Anagrams as Form Poems – Original Art or Personal Masochism?
Occasionally I will write an anagrammatic poem; one where each line is an anagram of the first one. It’s a strange little form that I believe I have invented because I certainly have never heard of anyone else subjecting themselves to this form of literary masochism.
There are plenty of poetic forms out there that dictate rhyme schemes, meter, how many syllables per line, repeating lines etc… but so far I’ve never bumped into anyone doing the anagram poem.
Granted, the computer is a great boon to the anagrammer (no, I don’t use any ‘software’ to generate words! That’s cheating).
I come up with a first line, fairly long (more potential), and hopefully with a good variety of letters (‘e’ is the most commonly used letter in the English language – anyone who’s ever watched Jeopardy knows that!). Then I copy and paste it below and reduce it to a list of letters. Example. “I never thought of myself as a masochist” would look like this:
aaa eee ii ooo u c ff g hhh l mm n r ssss ttt v y
Then you start pulling the letters down and making words and creating, hopefully, intelligent lines that make some sort of sense on some plain of existence! Sometimes the original line doesn’t even make the final poem and although the result may not be earthshattering poetry, it uncovers some rich words and word combinations that you may want to use in another poem.
O Child, O Sing
I desire no long, soft moan; no witch charmed fever.
Romance carved words of this feeling in the moon.
She looms, dreaming forever, not confined.
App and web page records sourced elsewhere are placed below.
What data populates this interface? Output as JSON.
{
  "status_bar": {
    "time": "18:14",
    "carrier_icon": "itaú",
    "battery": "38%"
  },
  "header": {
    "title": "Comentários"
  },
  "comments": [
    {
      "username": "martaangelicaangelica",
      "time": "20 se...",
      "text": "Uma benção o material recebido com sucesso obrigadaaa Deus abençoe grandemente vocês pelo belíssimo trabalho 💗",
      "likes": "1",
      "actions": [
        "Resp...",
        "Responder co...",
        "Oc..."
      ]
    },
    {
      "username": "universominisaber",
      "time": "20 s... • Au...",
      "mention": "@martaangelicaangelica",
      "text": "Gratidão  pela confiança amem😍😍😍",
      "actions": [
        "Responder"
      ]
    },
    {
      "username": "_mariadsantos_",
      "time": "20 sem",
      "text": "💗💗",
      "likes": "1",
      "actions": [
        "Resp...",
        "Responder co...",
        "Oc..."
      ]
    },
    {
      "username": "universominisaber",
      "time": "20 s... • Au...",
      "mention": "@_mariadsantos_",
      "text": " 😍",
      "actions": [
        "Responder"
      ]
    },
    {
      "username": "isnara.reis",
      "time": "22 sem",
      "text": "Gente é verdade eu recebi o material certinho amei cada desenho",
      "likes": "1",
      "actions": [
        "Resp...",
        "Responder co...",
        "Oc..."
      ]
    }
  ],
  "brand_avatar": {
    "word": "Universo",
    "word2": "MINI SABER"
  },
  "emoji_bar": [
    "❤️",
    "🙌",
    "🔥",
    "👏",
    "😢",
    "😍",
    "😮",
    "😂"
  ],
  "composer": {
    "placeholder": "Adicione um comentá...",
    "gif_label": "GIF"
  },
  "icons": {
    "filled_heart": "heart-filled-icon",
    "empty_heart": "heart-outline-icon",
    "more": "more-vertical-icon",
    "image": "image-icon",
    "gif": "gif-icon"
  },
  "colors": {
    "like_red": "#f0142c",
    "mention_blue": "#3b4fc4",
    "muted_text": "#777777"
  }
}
I watch
conditional freedoms grow, even from the chains
of failing memories, coveted crowns, and the horn
on the moon, sin scarred, formed of light. We cave in.
I have fed the incandescent mirrors of moon glow
I never dance far from the two omens. o child, o sing.